I have a great story about this book: When I was in grade school my class would venture to the public library to get books. On one of those trips, I found The View from Saturday (1996) by E. L. Konigsburg. Find it on Bookshop.
I loved the cover, read the book, loved it as well. And promptly forgot about it for ten some odd years. Although I distinctly remembered the cover with a house and four cups of tea in the window, I could not for the life of me remember any other information about the book. I gave up all hope of ever finding it again.
Then, when I was shelving books in the children’s room, what should I stumble upon but a copy of the very book I had been sure I would never see again?
Upon our reunion, I realized even with the book in hand I did not know a lot about it. The fact that The View from Saturday won the Newbery Award in 1997 completely escaped me (I might have read it before it won, definitely before I knew anything about the Newbery’s). I also did not remember Mrs. Olinski being a paraplegic. And, perhaps most embarrassing, I did not realize that E. L. Konigsburg was a woman until I was reading about her online and discovered that in addition to winning the 1997 Newbery, Konigsburg also won the award in 1968 for From the Mixed-Up Files of Mrs. Basil E. Frankweiler–the same year that Jennifer, Hecate, Macbeth, William McKinley, and Me, Elizabeth was selected as an honor book. That never happens with the Newbery. Anyway, I still look back on this book with fond memories even though recent examinations suggest that I might have missed some nuances on my first reading.
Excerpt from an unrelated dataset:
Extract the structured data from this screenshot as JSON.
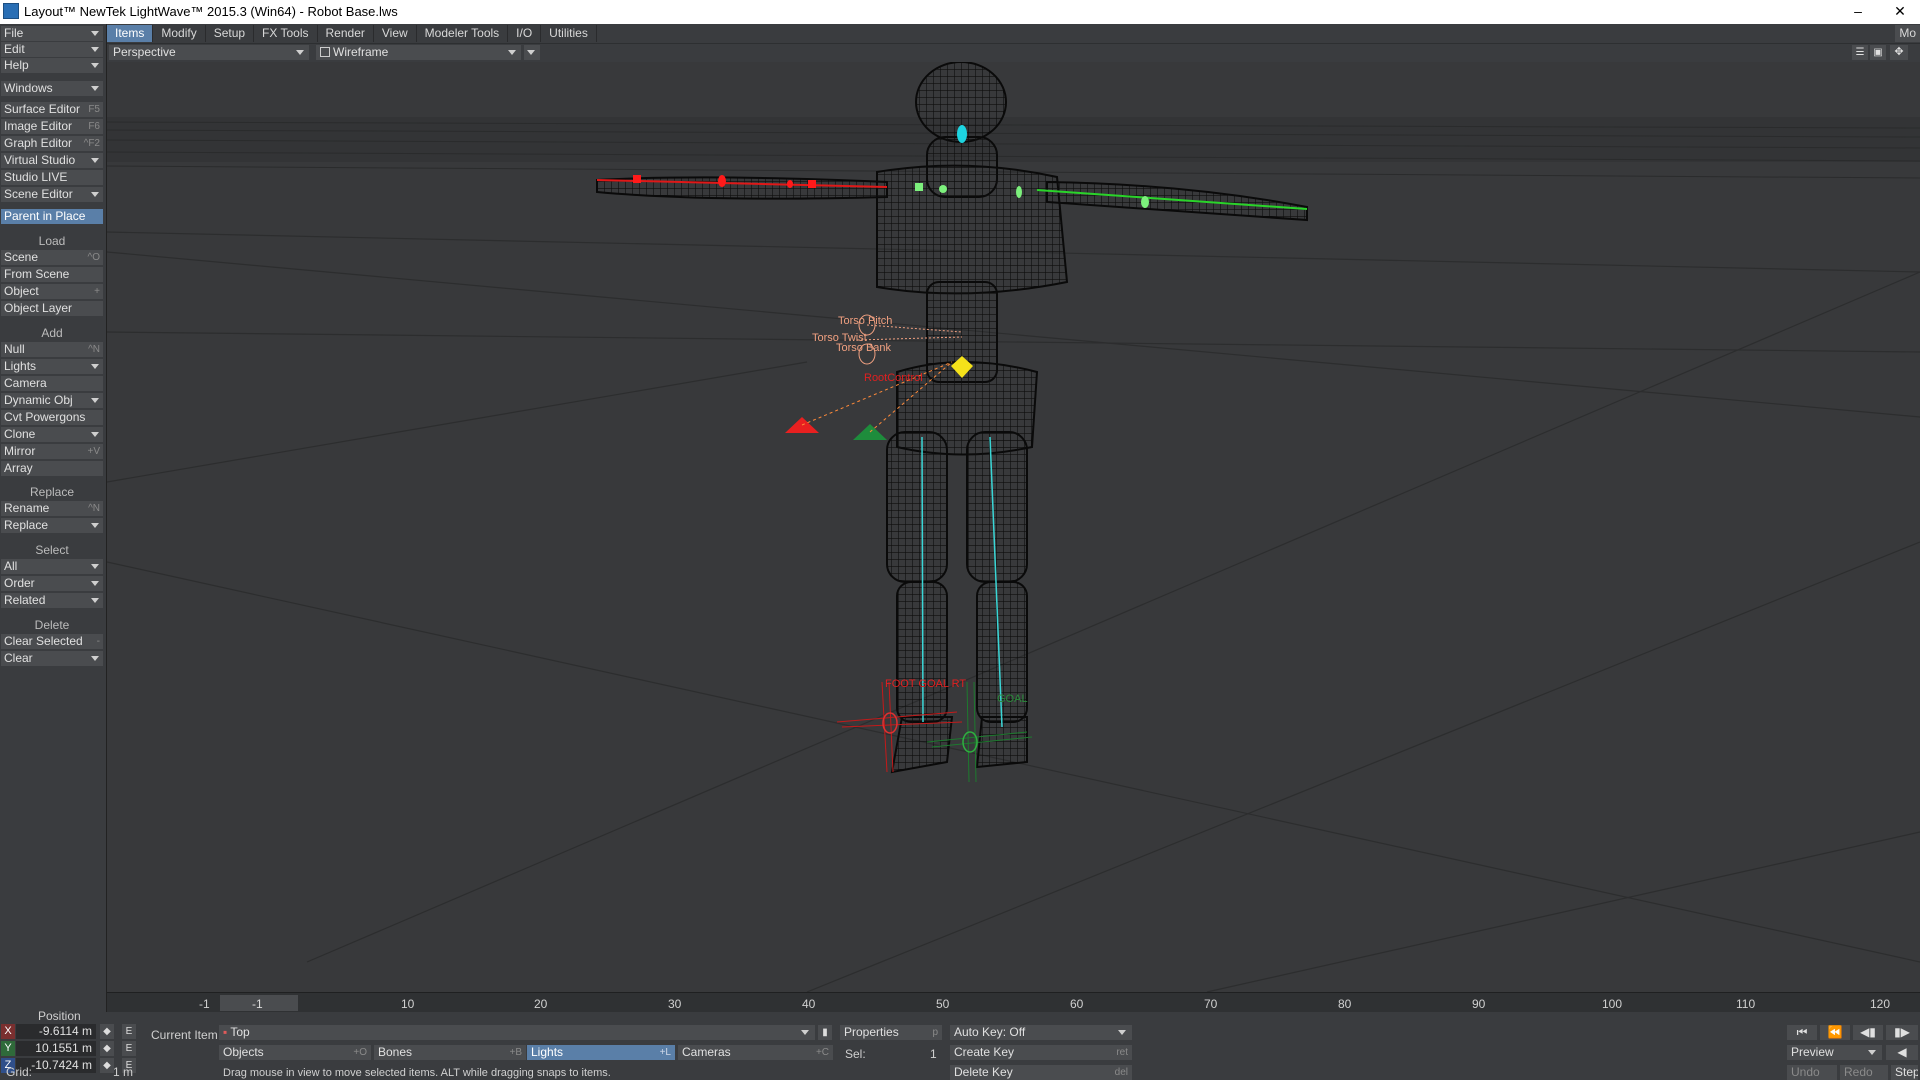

Mrs. Olinski has several good answers about how she chose the four sixth graders for her Academic Bowl team, partly because she always has good answers. But, truth be told, Mrs. Olinski is not entirely sure how she chose her team.
The fact was that Mrs. Olinski did not know how she had chosen her team, and the further fact was that she didn’t know that she didn’t know until she did know.
Another mystery is how these unlikely sixth graders became first friends calling themselves “The Souls” and, later, an Academic Bowl team by the same name that beat the seventh grade team, the eighth grade team, and so on right to the Bowl Day championship where The Souls from Epiphany would face off against the older Maxwell bowl team.
This story takes place on the day of that championship. As the teams compete, short stories are interspersed–one for each of The Souls–to explain how they answer each question and, also, how they became friends.
I feel safe in saying, without equivocation, that The View from Saturday is a classic in the realm of children’s literature. The writing is delicate and complex much like a piece of lace held up to a light. At the same time, this story is a timeless one about friendship and journeys big and small. I read somewhere that the stories within this book were “jewel like” which I think is a good adjective to end this review with because, really, what more could I add?
Possible Pairings: Lucky Strikes by Louis Bayard, Sender Unknown by Sallie Lowenstein, The Great Gilly Hopkins by Katherine Paterson, The Invention of Hugo Cabret by Brian Selznick, Lizzie Bright and the Buckminster Boy by Gary D. Schmidt, Maniac Magee by Jerry Spinelli, Signed, Skye Harper by Carol Lynch Williams